After you’ve composed a piece for the New York Philharmonic, what’s left in life?
How about writing writing choral music for the Conservative Synagogue?
That’s Jake Landau’s latest feat.
Of course, much more lies ahead. Jake is only a Staples High School junior.
A multi-talented junior, that’s for sure. A student at the Juilliard School pre-college program, a member of the New York Youth Symphony and a national PTA “Reflections” award winner, he’s been playing piano — and composing — almost all his young life.
Classical music is his favorite. But Jake is equally comfortable writing opera, musical theater, soundtracks — and now, a piece for his synagogue.
His work will be performed tomorrow (Sunday, June 3, 7 p.m.) as part of the “On a Chai Note: A Musical Celebration of Israel” concert. Accompanying Jake on piano are 2 other nationally recognized young musicians (and temple members): cellist Danielle Merlis and violinist Sam Weiser.
Amazingly, this is Jake’s 2nd world premiere this spring. Last month, the New York Philharmonic performed a piece he wrote for their School Day concert. That one, he says, was “adventurous, aggressive and knotty.” Tomorrow’s piece is “simpler.” A synagogue is not a concert hall.
Working from a text, Jake composed this work for the “up-in-the-stratosphere soprano” cantor.
Jake Landau, rehearsing at the synagogue’s piano. (Photo/Marcy Juran)
He calls the process “very rewarding. It’s not just that it will be performed by my choir. Most of my pieces are done in high-pressure concert halls, and everyone is rushed for time. This is a much more personal environment.”
Conservative Synagogue Chorale member Marcy Juran is “blown away” by Jake’s talent.

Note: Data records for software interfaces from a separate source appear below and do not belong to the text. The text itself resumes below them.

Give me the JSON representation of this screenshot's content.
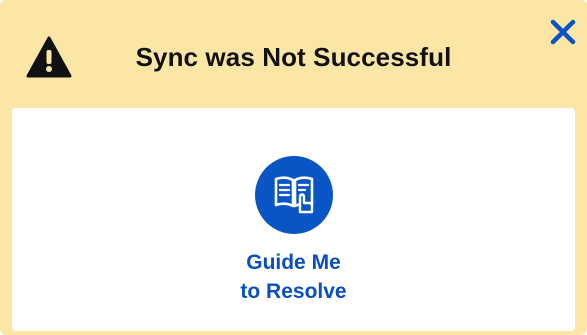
{
  "dialog": {
    "title": "Sync was Not Successful",
    "close_icon": "close-icon",
    "warning_icon": "warning-triangle-icon",
    "colors": {
      "header_bg": "#fbe6a6",
      "accent": "#0a55c6",
      "title_text": "#111111"
    }
  },
  "action": {
    "icon": "book-guide-icon",
    "label_line1": "Guide Me",
    "label_line2": "to Resolve"
  }
}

“He understands how to create a beautiful piece of music,” she says. “But the way he explains his work to the choir — how it’s constructed, how he envisions it to sound, how his music matches the liturgical text — is unparalleled.
“It reminds me of hearing Leonard Bernstein explain music — but Jake is only 16! It is a joy to listen to play his piece on the piano, direct us, and understand from him what this is all about.
Still a teenager, Jake understands the long tradition he’s part of. “Music is a craft that’s existed almost as long as man,” he notes. “Music is practical, emotive and evocative. Music is everywhere. I’m proud to help continue that legacy.”
Danielle Merlis and Sam Weiser will also perform at the Conservative Synagogue tomorrow. (Photo/Marcy Juran)
Though Jake also studies piano at Juilliard, his playing is secondary to composing. In fact, he says, “some of the pieces I write are too difficult for me to play. Someone plays my stuff for me.”
He hopes to make a career in music — writing film scores, operas, commercial soundtracks, “whatever.”
So — after spending the past 2 summers at Interlochen and Tanglewood — this year Jake will stay home. He’ll write orchestral and chamber pieces for his conservatory and music school applications.
Oh, yeah. His college essay, too.
(“On a Chai Note: A Musical Celebration of Israel” free concert takes place Sunday, June 3, 7 p.m. at The Conservative Synagogue, 30 Hillspoint Rd. The program also includes The Western Wind, a renowned a cappella sextet, and Jewish choral singers from throughout Fairfield County. For more information, click here.)